In addition to the musical performance, multiple Emmy Award-winning television personality and sportscaster Roy Firestone, whose knowledge of Rundgren's work is encyclopedic, was enlisted to conduct an extensive in-depth conversation with Rundgren onstage, which will also be packaged with the DVD.

From pop classic “A Dream Goes on Forever" to rocker “Heavy Metal Kids," from the anthemic “Sons of 1984" to the explosive Blue Eyed Soul of “The Last Ride," from the industry satire “An Elpee's Worth of Toons" to the Gilbert & Sullivan homage “The Lord Chancellor's Nightmare Song," Todd is a masterful example of Rundgren's broad musical palette.

A Wizard, A True Star, the title of Todd Rundgren's 1973 solo album, aptly sums up the contributions of this multi-faceted artist to state-of-the-art music. As a songwriter, video pioneer, producer, recording artist, computer software developer, conceptualist, and, most recently, interactive artist (re-designated TR-i), Rundgren has made a lasting impact on both the form and content of popular music.

Born and raised in Philadelphia, Rundgren began playing guitar as a teenager, going on to found and front The Nazz before pursuing a solo career, and forming Utopia, combining technical virtuosity and creative passion to create music that, for millions, defined the term “progressive rock."

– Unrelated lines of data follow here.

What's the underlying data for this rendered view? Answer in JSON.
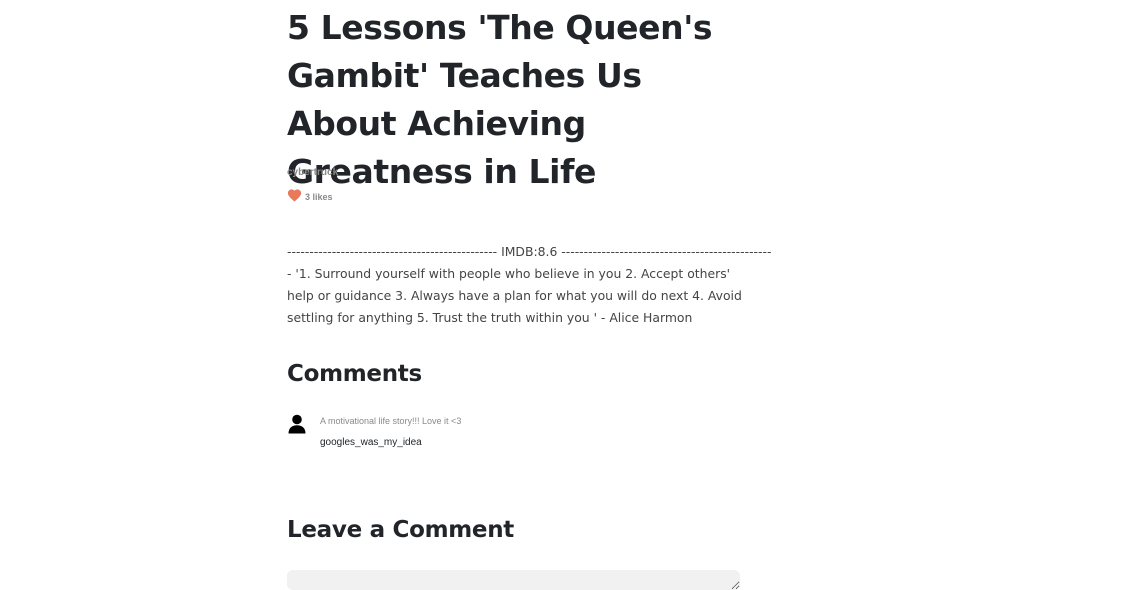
{
  "article": {
    "title": "5 Lessons 'The Queen's Gambit' Teaches Us About Achieving Greatness in Life",
    "author": "cybertruck",
    "likes": "3 likes",
    "body_lines": [
      "----------------------------------------------- IMDB:8.6 -----------------------------------------------",
      "- '1. Surround yourself with people who believe in you 2. Accept others'",
      "help or guidance 3. Always have a plan for what you will do next 4. Avoid",
      "settling for anything 5. Trust the truth within you ' - Alice Harmon"
    ]
  },
  "comments": {
    "heading": "Comments",
    "items": [
      {
        "text": "A motivational life story!!! Love it <3",
        "user": "googles_was_my_idea"
      }
    ]
  },
  "leave_comment": {
    "heading": "Leave a Comment"
  },
  "colors": {
    "heart": "#e8795a",
    "muted_text": "#8a8a8a",
    "heading_text": "#212529"
  },
  "icons": {
    "like": "heart-icon",
    "avatar": "user-avatar-icon"
  }
}
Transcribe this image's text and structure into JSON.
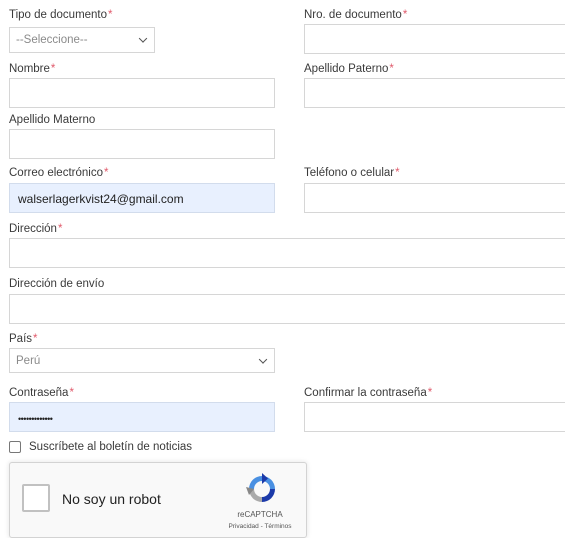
{
  "form": {
    "tipo_documento": {
      "label": "Tipo de documento",
      "required_mark": "*",
      "selected": "--Seleccione--"
    },
    "nro_documento": {
      "label": "Nro. de documento",
      "required_mark": "*",
      "value": ""
    },
    "nombre": {
      "label": "Nombre",
      "required_mark": "*",
      "value": ""
    },
    "apellido_paterno": {
      "label": "Apellido Paterno",
      "required_mark": "*",
      "value": ""
    },
    "apellido_materno": {
      "label": "Apellido Materno",
      "value": ""
    },
    "correo": {
      "label": "Correo electrónico",
      "required_mark": "*",
      "value": "walserlagerkvist24@gmail.com"
    },
    "telefono": {
      "label": "Teléfono o celular",
      "required_mark": "*",
      "value": ""
    },
    "direccion": {
      "label": "Dirección",
      "required_mark": "*",
      "value": ""
    },
    "direccion_envio": {
      "label": "Dirección de envío",
      "value": ""
    },
    "pais": {
      "label": "País",
      "required_mark": "*",
      "selected": "Perú"
    },
    "contrasena": {
      "label": "Contraseña",
      "required_mark": "*",
      "value": "•••••••••••••"
    },
    "confirmar_contrasena": {
      "label": "Confirmar la contraseña",
      "required_mark": "*",
      "value": ""
    },
    "newsletter": {
      "label": "Suscríbete al boletín de noticias",
      "checked": false
    }
  },
  "recaptcha": {
    "label": "No soy un robot",
    "brand": "reCAPTCHA",
    "links": "Privacidad - Términos"
  },
  "colors": {
    "required": "#e05a6b",
    "autofill_bg": "#e8f0fe",
    "border": "#d6d6d6"
  }
}
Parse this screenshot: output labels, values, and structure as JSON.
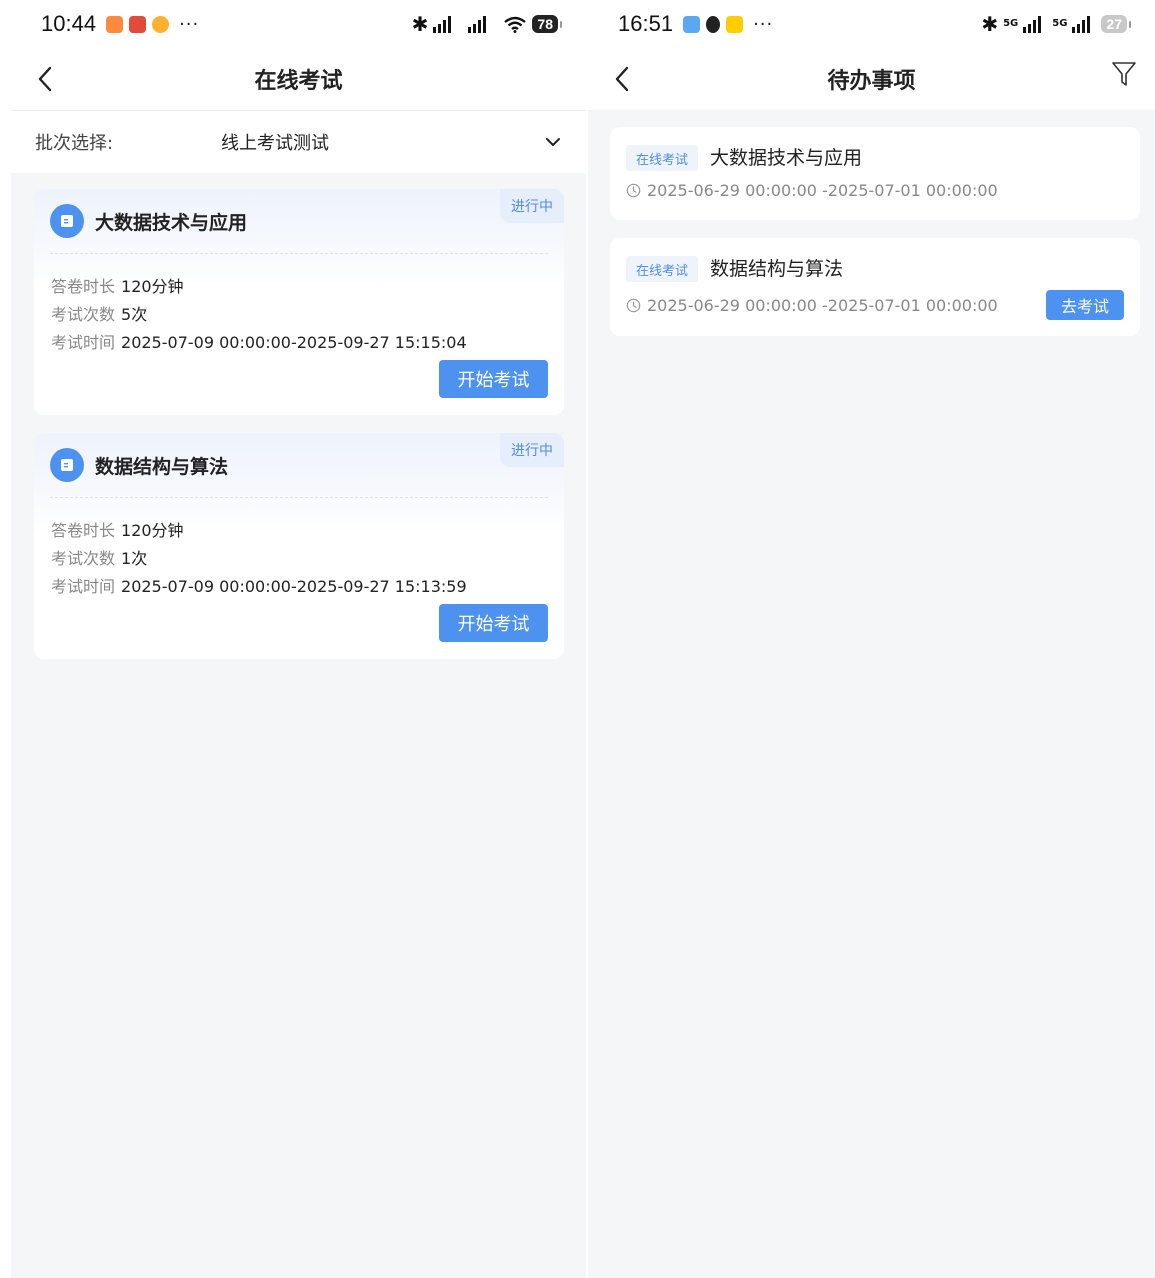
{
  "left": {
    "status": {
      "time": "10:44",
      "battery": "78"
    },
    "nav": {
      "title": "在线考试"
    },
    "batch": {
      "label": "批次选择:",
      "value": "线上考试测试"
    },
    "exams": [
      {
        "title": "大数据技术与应用",
        "status": "进行中",
        "duration_label": "答卷时长",
        "duration": "120分钟",
        "attempts_label": "考试次数",
        "attempts": "5次",
        "time_label": "考试时间",
        "time": "2025-07-09 00:00:00-2025-09-27 15:15:04",
        "button": "开始考试"
      },
      {
        "title": "数据结构与算法",
        "status": "进行中",
        "duration_label": "答卷时长",
        "duration": "120分钟",
        "attempts_label": "考试次数",
        "attempts": "1次",
        "time_label": "考试时间",
        "time": "2025-07-09 00:00:00-2025-09-27 15:13:59",
        "button": "开始考试"
      }
    ]
  },
  "right": {
    "status": {
      "time": "16:51",
      "network": "5G",
      "battery": "27"
    },
    "nav": {
      "title": "待办事项"
    },
    "todos": [
      {
        "tag": "在线考试",
        "title": "大数据技术与应用",
        "time": "2025-06-29 00:00:00 -2025-07-01 00:00:00"
      },
      {
        "tag": "在线考试",
        "title": "数据结构与算法",
        "time": "2025-06-29 00:00:00 -2025-07-01 00:00:00",
        "button": "去考试"
      }
    ]
  },
  "icons": {
    "back": "chevron-left-icon",
    "dropdown": "chevron-down-icon",
    "filter": "filter-icon",
    "clock": "clock-icon",
    "exam": "book-icon"
  },
  "colors": {
    "accent": "#4d92ee",
    "tag_bg": "#eef3fc",
    "page_bg": "#f5f6f8"
  }
}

Rundgren's myriad production projects include albums by Patti Smith, Cheap Trick, Psychedelic Furs, Meatloaf, XTC, Grand Funk Railroad, and Hall and Oates. Rounding out his reputation as rock's Renaissance Man, Rundgren composed all the music and lyrics for Joe Papp's 1989 Off-Broadway production of Joe Orton's Up Against It (the screenplay commissioned by the Beatles for what was meant to have been their third motion picture). He also composed the score for several features including Dumb & Dumber as well as for a number of television series, including Pee-wee's Playhouse and Crime Story.

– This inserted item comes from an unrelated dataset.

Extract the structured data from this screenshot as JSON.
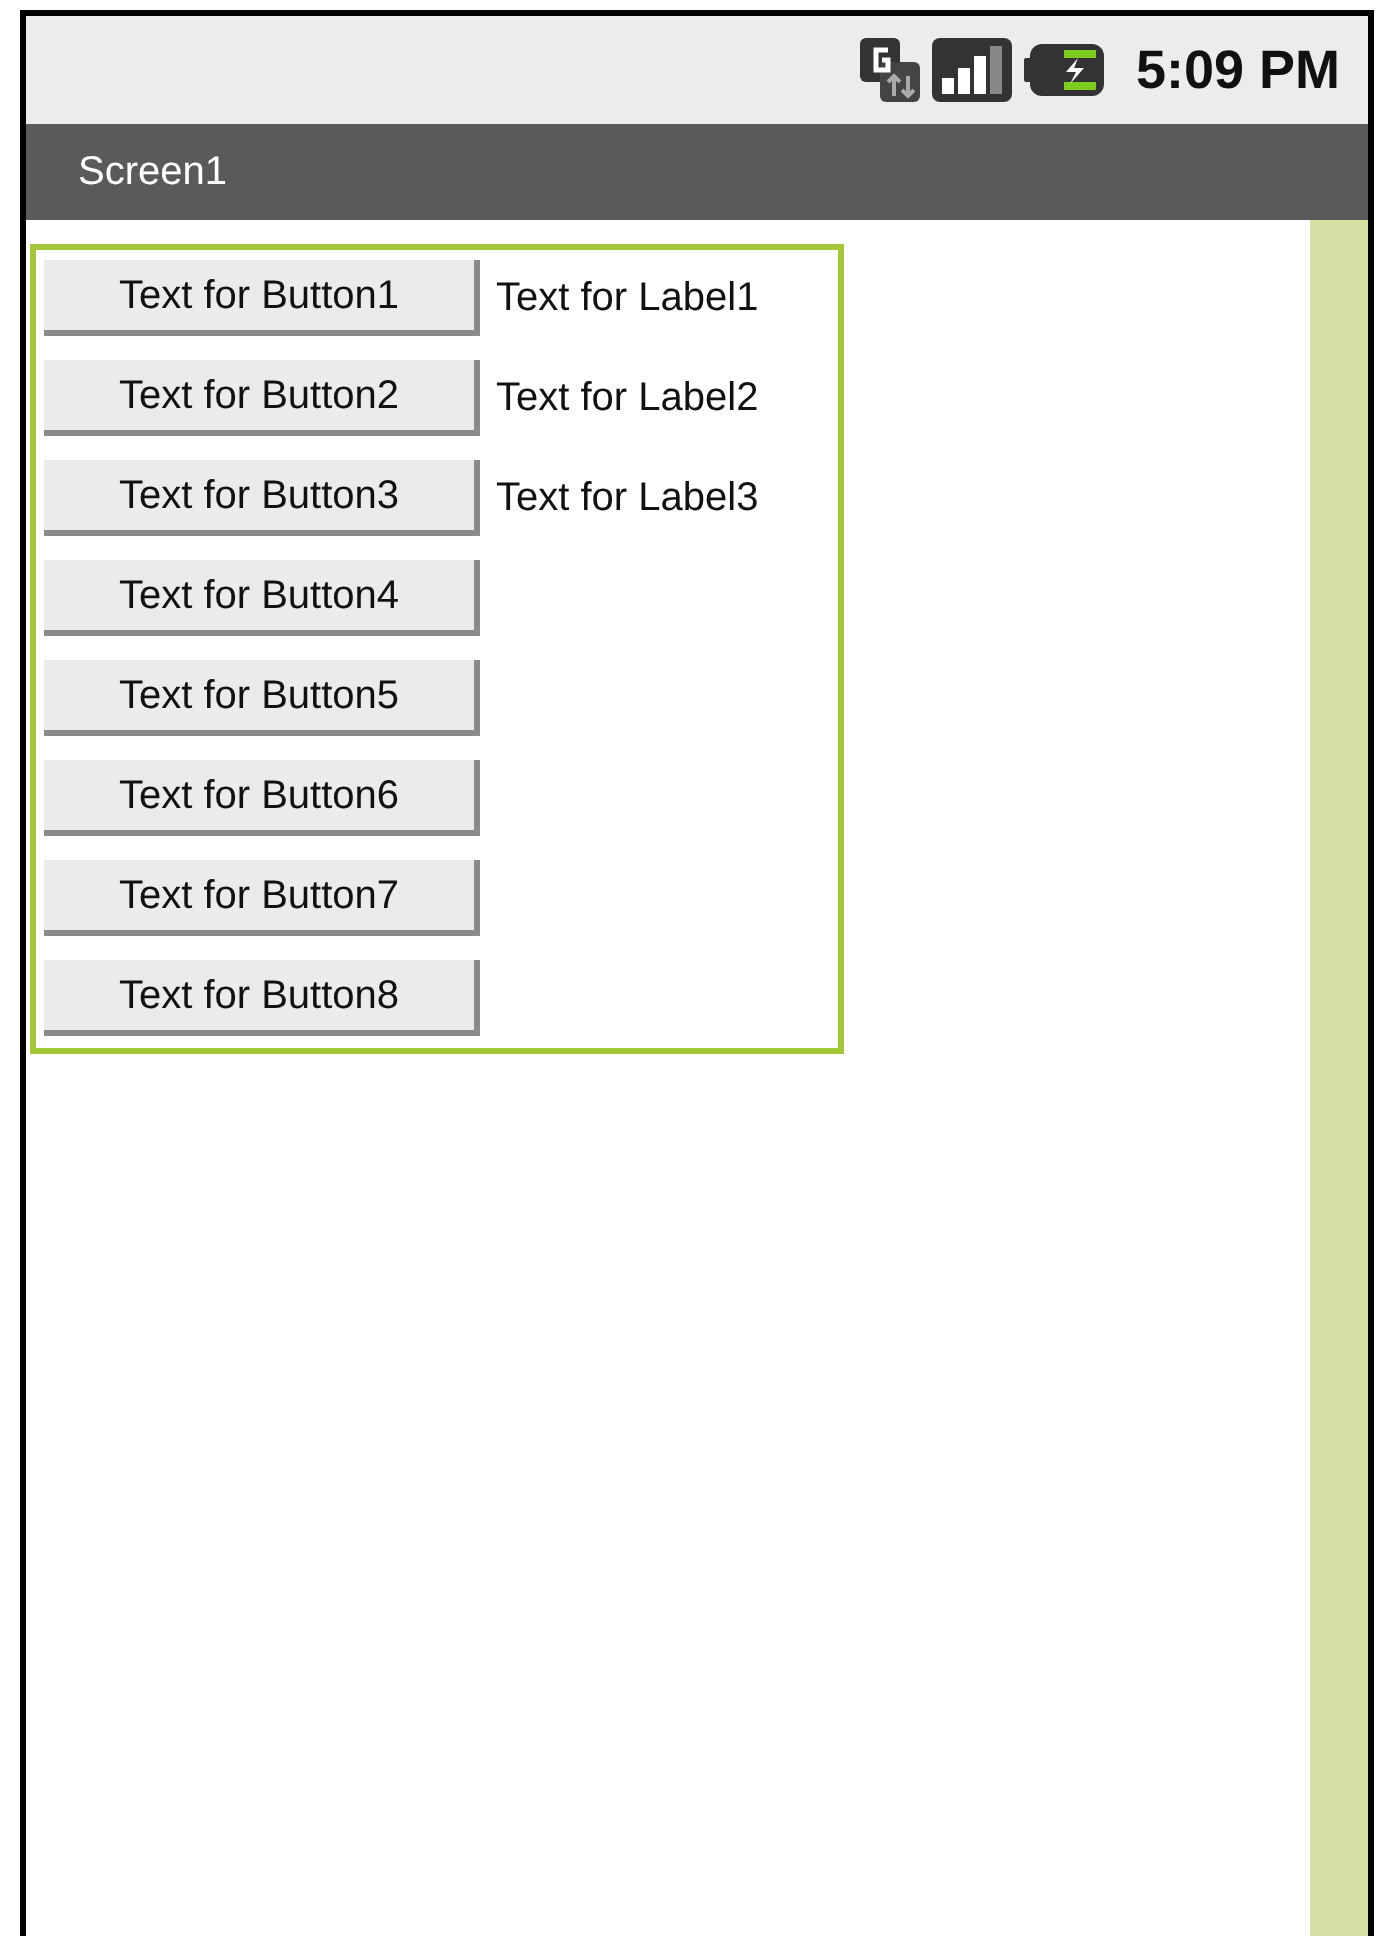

Early last year Rundgren performed his iconic 1973 album A Wizard, A True Star in concert in its entirety for the first time ever, and recently did the same with a double bill: Todd and Healing. His latest two studio albums are Todd Rundgren's Johnson, a collection of classic Robert Johnson songs, and reProduction, covers of songs Todd has produced for other artists.

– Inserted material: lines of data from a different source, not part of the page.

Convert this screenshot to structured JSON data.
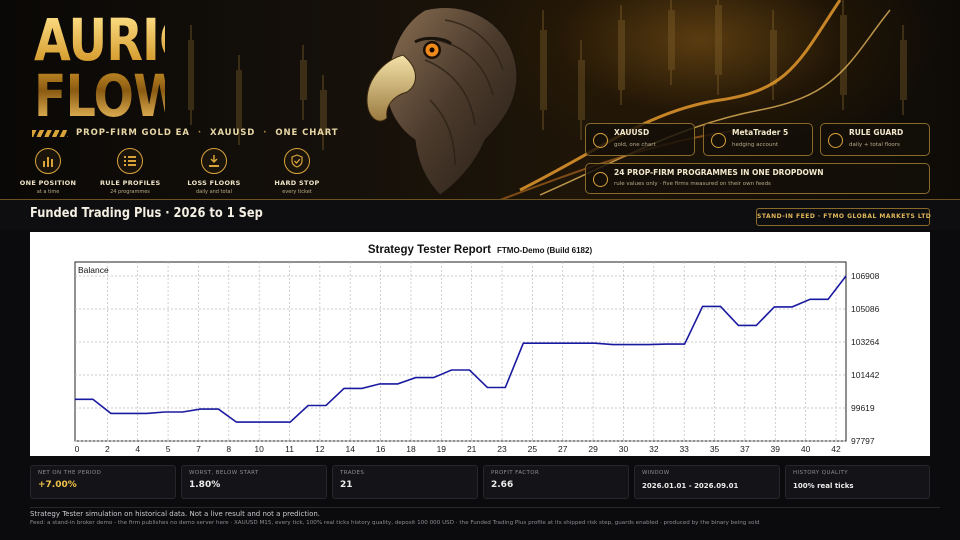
{
  "brand": {
    "logo_line1": "AURIC",
    "logo_line2": "FLOW",
    "tagline_1": "PROP-FIRM GOLD EA",
    "tagline_sep": "·",
    "tagline_2": "XAUUSD",
    "tagline_3": "ONE CHART"
  },
  "features": [
    {
      "title": "ONE POSITION",
      "sub": "at a time",
      "icon": "bar-chart-icon"
    },
    {
      "title": "RULE PROFILES",
      "sub": "24 programmes",
      "icon": "list-icon"
    },
    {
      "title": "LOSS FLOORS",
      "sub": "daily and total",
      "icon": "floor-icon"
    },
    {
      "title": "HARD STOP",
      "sub": "every ticket",
      "icon": "shield-check-icon"
    }
  ],
  "info_chips": [
    {
      "title": "XAUUSD",
      "sub": "gold, one chart",
      "icon": "gold-icon"
    },
    {
      "title": "MetaTrader 5",
      "sub": "hedging account",
      "icon": "terminal-icon"
    },
    {
      "title": "RULE GUARD",
      "sub": "daily + total floors",
      "icon": "shield-icon"
    },
    {
      "title": "24 PROP-FIRM PROGRAMMES IN ONE DROPDOWN",
      "sub": "rule values only  ·  five firms measured on their own feeds",
      "icon": "dropdown-icon"
    }
  ],
  "header": {
    "title": "Funded Trading Plus   ·   2026 to 1 Sep",
    "badge": "STAND-IN FEED  ·  FTMO GLOBAL MARKETS LTD"
  },
  "report": {
    "title": "Strategy Tester Report",
    "subtitle": "FTMO-Demo (Build 6182)"
  },
  "chart_data": {
    "type": "line",
    "series": [
      {
        "name": "Balance",
        "color": "#1a1aa0"
      }
    ],
    "x_ticks": [
      "0",
      "2",
      "4",
      "5",
      "7",
      "8",
      "10",
      "11",
      "12",
      "14",
      "16",
      "18",
      "19",
      "21",
      "23",
      "25",
      "27",
      "29",
      "30",
      "32",
      "33",
      "35",
      "37",
      "39",
      "40",
      "42"
    ],
    "y_ticks": [
      "106908",
      "105086",
      "103264",
      "101442",
      "99619",
      "97797"
    ],
    "ylim": [
      97797,
      106908
    ],
    "points": [
      [
        0,
        100100
      ],
      [
        1,
        100100
      ],
      [
        2,
        99320
      ],
      [
        3,
        99320
      ],
      [
        4,
        99320
      ],
      [
        5,
        99400
      ],
      [
        6,
        99400
      ],
      [
        7,
        99560
      ],
      [
        8,
        99560
      ],
      [
        9,
        98840
      ],
      [
        10,
        98840
      ],
      [
        11,
        98840
      ],
      [
        12,
        98840
      ],
      [
        13,
        99760
      ],
      [
        14,
        99760
      ],
      [
        15,
        100700
      ],
      [
        16,
        100700
      ],
      [
        17,
        100950
      ],
      [
        18,
        100950
      ],
      [
        19,
        101300
      ],
      [
        20,
        101300
      ],
      [
        21,
        101720
      ],
      [
        22,
        101720
      ],
      [
        23,
        100750
      ],
      [
        24,
        100750
      ],
      [
        25,
        103200
      ],
      [
        26,
        103200
      ],
      [
        27,
        103200
      ],
      [
        28,
        103200
      ],
      [
        29,
        103200
      ],
      [
        30,
        103120
      ],
      [
        31,
        103120
      ],
      [
        32,
        103120
      ],
      [
        33,
        103150
      ],
      [
        34,
        103150
      ],
      [
        35,
        105230
      ],
      [
        36,
        105230
      ],
      [
        37,
        104180
      ],
      [
        38,
        104180
      ],
      [
        39,
        105200
      ],
      [
        40,
        105200
      ],
      [
        41,
        105620
      ],
      [
        42,
        105620
      ],
      [
        43,
        106908
      ]
    ],
    "grid": true
  },
  "stats": [
    {
      "label": "NET ON THE PERIOD",
      "value": "+7.00%"
    },
    {
      "label": "WORST, BELOW START",
      "value": "1.80%"
    },
    {
      "label": "TRADES",
      "value": "21"
    },
    {
      "label": "PROFIT FACTOR",
      "value": "2.66"
    },
    {
      "label": "WINDOW",
      "value": "2026.01.01 - 2026.09.01"
    },
    {
      "label": "HISTORY QUALITY",
      "value": "100% real ticks"
    }
  ],
  "footer": {
    "line1": "Strategy Tester simulation on historical data. Not a live result and not a prediction.",
    "line2": "Feed: a stand-in broker demo - the firm publishes no demo server here  ·  XAUUSD M15, every tick, 100% real ticks history quality, deposit 100 000 USD  ·  the Funded Trading Plus profile at its shipped risk step, guards enabled  ·  produced by the binary being sold"
  },
  "colors": {
    "gold": "#d9a33a",
    "line": "#1a1aa0"
  }
}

S'more Entertainment, Inc. are proud purveyors of classic TV, cult films, long-form music and unique special interest programming, and Rockbeat Records is a new audio label dedicated to the release of enhanced CDs and vinyl and the creation of reissues and compilations on a variety of music genres.

SONS OF 1984


Thursday, November 3, 2011



Most people first heard Jill Sobule through the novelty hit "I Kissed A Girl," not the Katy Perry single, but the 1995 single about a lesbian flirtation between two suburban girlfriends which became an unlikely success thanks to a comedic video featuring beefcake male model Fabio.

In my opinion, Things Here Are Different, her debut, is still her high water mark, and not just because it was produced by a certain Rundgren fellow.

This disc is loaded with simple songs sung in an pure insightful yet childlike voice, finding a perfect foil in Todd's usually heavy-handed production style. Where he often made anyone he brought into a studio sound like a Utopia side-project, in this case he framed Jill almost perfectly.

Jill's folk-inflected compositions alternate between ironic, story-driven character studies and emotive ballads. The central themes of her lyrics are characterized on her site as "love found, love lost, love wished for and love taken away."

Songs like "Too Cool To Fall In Love," a lite piece of desire/heartache that got modest radio play at the time, are among Todd's finest moments as a producer.

Sadly, the album was not successful and Jill was dropped by MCA, but her songwriting excellence was apparent on tracks like "Living Color," "Pilar (Things Here Are Different)" and "Evian."

My personal favorite song is "Life Goes On Without You," although the whole album was excellent-everything in its place.

Jill would find some success with "I Kissed A Girl" on the self-titled follow-up from 1995, as part of the wave of female singer-songwriters signed in the mid-90's (that included Lisa Loeb, Juliana Hatfield and Alanis Morissette), but that success would be short-lived.

This one is usually pretty easy to find used (and cheap), but is well worth picking up.